I was living on the near-West side at the time, and used to "El" it all the way up to Evanston and back. I always learned something new every time I went up there. Isi Perez used to arrive with beautifully notated, perfectly transcribed lead sheets he'd taken off of the latest Blue Note albums. Jerry and Merle would bring stuff in, too, that was fun to play.
I know at least two working groups that came out of those sessions, because I was in both of them. One was with Ed Petersen and David Urban. It was called "The Richard Blake Unit" for some strange reason having to do with drummer Rick Shandling's pseudonym.
Ed Petersen was already writing brilliantly at the time—I believe he's still working with some of those marvellous things he composed back then in the mid-seventies. The other group was called "Straight Ahead", with Jerry and Isi and Merle.
A couple of other names come to mind. I'm pretty sure I remember both Rusty Jones and Paul Wertico climbing the Perfecto stairs at least once. Mike Wittekind (bass) was an occasional visitor. I know there are others, too, but I'm drawing a blank on names.

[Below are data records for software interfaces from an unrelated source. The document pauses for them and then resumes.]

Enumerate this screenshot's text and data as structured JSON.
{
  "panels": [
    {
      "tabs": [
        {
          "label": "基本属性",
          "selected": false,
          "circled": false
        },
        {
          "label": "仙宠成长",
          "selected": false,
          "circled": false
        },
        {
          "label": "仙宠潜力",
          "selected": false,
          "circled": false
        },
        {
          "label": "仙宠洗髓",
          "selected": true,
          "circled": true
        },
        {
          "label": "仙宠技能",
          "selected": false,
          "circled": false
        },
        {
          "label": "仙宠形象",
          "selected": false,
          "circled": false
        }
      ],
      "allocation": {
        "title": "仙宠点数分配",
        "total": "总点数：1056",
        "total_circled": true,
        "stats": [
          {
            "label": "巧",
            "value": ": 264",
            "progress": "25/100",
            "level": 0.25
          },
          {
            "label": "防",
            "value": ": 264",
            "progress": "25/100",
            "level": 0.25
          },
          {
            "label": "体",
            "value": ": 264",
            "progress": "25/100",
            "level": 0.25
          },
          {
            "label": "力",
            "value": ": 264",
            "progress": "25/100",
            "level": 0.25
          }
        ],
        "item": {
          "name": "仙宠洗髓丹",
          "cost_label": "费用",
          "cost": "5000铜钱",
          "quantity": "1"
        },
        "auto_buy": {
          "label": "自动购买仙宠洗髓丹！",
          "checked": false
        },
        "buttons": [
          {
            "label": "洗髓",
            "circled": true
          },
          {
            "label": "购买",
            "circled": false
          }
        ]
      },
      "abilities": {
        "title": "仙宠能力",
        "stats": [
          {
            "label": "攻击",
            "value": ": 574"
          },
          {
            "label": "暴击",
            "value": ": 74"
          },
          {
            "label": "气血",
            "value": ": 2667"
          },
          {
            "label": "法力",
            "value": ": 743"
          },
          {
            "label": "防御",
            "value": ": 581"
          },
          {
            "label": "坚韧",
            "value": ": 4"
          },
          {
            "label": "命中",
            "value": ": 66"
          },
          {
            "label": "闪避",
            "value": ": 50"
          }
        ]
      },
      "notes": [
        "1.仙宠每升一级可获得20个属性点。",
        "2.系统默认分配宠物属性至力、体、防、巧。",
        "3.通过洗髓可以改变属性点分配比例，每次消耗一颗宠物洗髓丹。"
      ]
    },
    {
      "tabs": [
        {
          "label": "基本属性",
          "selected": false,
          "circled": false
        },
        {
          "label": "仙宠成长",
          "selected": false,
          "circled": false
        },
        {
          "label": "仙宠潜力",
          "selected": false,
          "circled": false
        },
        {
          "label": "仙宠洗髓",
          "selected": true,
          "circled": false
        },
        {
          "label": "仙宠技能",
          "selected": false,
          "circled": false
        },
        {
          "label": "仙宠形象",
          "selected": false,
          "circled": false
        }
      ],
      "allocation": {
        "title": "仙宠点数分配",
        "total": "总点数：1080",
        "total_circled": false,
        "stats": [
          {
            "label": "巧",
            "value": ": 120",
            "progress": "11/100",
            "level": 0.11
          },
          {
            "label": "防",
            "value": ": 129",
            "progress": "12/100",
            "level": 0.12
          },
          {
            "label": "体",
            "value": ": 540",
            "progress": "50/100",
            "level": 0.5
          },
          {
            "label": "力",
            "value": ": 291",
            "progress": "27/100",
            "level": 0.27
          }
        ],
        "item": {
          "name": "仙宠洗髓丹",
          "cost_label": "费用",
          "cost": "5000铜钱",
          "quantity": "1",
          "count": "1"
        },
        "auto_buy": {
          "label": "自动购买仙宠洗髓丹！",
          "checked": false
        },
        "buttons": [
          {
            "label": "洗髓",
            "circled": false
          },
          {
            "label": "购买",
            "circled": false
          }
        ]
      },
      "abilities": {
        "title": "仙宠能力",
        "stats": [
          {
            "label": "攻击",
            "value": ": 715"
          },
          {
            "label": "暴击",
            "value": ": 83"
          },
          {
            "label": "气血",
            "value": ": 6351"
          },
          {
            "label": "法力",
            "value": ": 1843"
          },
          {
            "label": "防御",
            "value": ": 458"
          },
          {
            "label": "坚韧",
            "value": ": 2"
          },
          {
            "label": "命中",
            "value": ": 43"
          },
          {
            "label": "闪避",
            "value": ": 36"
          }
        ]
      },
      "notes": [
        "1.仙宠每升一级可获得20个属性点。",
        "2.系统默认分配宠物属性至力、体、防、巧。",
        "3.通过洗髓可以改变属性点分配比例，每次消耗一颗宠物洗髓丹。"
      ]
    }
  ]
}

Looking back, I now realize how lucky I was to have a place to get together with other jazz lovers and play all night without having to worry about disturbing the neighbors. It was a great school for young players. I always felt like I was having a good time but also being pushed to get to the next level of skill. I'd certainly be there if it were still happening today. .